Starring Byung-hun Lee ( A Bittersweet Life, The Good, the Bad, the Weird, G.I. Joe: The Rise of Cobra) and Min-sik Choi (The Quiet Family, Oldboy, Crying Fist, Lady Vengeance) and directed by Jee-woon Kim (The Quiet Family, A Tale of Two Sisters, A Bittersweet Life, The Good, the Bad, the Weird), I Saw the Devil is devilishly hard to watch.
The film opens with a young girl, Joo-yeon, who is travelling by car through a snow covered countryside. Her car tyre goes flat and while she is waiting for the breakdown service to arrive, she calls her fiance Kim Soo-hyeon (Byung-hun Lee), who works for the Korean Secret Service. While she is talking to Kim a man comes up, Kyung-chul (Min-sik Choi) and offers to change her tyre for her.

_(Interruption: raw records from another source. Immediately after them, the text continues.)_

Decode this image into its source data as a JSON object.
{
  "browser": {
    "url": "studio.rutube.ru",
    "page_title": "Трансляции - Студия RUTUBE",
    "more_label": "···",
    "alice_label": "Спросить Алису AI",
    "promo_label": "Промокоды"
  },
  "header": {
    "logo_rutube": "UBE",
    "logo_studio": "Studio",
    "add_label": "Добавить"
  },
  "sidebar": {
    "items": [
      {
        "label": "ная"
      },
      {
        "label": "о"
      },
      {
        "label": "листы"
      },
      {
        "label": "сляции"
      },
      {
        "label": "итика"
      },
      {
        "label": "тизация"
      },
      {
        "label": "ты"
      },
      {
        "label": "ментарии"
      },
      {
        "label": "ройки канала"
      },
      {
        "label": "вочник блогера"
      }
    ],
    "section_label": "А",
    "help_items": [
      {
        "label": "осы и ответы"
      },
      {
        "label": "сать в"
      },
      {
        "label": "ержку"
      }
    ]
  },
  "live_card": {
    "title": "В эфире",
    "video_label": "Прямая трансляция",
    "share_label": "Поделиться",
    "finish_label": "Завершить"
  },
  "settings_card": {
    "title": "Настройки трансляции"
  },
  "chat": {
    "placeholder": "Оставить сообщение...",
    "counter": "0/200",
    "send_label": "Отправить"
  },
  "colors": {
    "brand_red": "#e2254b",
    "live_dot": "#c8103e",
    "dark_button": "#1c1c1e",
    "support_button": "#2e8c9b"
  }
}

Joo-yeon refuses and the man leaves only to return with a hammer to smash her window in with. He strikes her with the hammer and takes her unconscious body away. Kim is understandably upset that his fiancée is in danger. Kyung-chul in the meantime has raped and murdered Joo-yeon. Afterwards he cuts her body up and scatters the pieces around the countryside.
Joo-yeon’s father is a policeman, a squad leader and he is present when the police find Joo-yeon’s head. Kim Soo-yeon uses a suspect list that Joo-yeon’s father has to find the murderer. He vows to get revenge for his fiancée’s death.
Jee-woon Kim, has made a powerful and disturbing film. I Saw the Devil could be described as a modern morality tale. Kim Soo-hyeon’s cold determination to catch his fiancée’s killer, has him brutally questioning the suspects to narrow down his search for the killer. When he finally discovers that it is Kyung-chul, he begins a series of violent and gory retribution against him.
Kyung-chul though is a different animal from the usual sexual predator. He is actually a predator, full stop. Kim’s brutal torturing of Kyung-chul just makes things worse. Kim finds out, to his horror, that Kyung-chul is a twisted type A personality, a ‘right-man’ who will not stop until he has either won or died.
When Kyung-chul finds out who has been tracking him and injuring him repeatedly, he vows his own revenge on Kim Soo-yeon. A deadly cat and mouse game between the two ensues, with Kim having to sink to the same level of evil as Kyung-chul.
The film was excruciating to watch. The rape scenes were uncomfortable and horrible. The scenes of retribution against Min-sik’s character, although satisfying, were equally horrible to watch. Although we feel the rage that Kim feels and that the actions he takes are justified. We cannot help but be saddened by the toll it takes him and on everyone involved.
The police are frustrated and angry, Kim begins to lose his grip on normalcy and everyone peripherally involved gets caught up in the action.
This is the latest offering from Jee-woon Kim, one of the best directors in South Korea. If you are a Jee-woon fan you will not want to miss this film. If you are not aware of Jee-woon Kim’s work, it is a good introduction to his prowess as a director.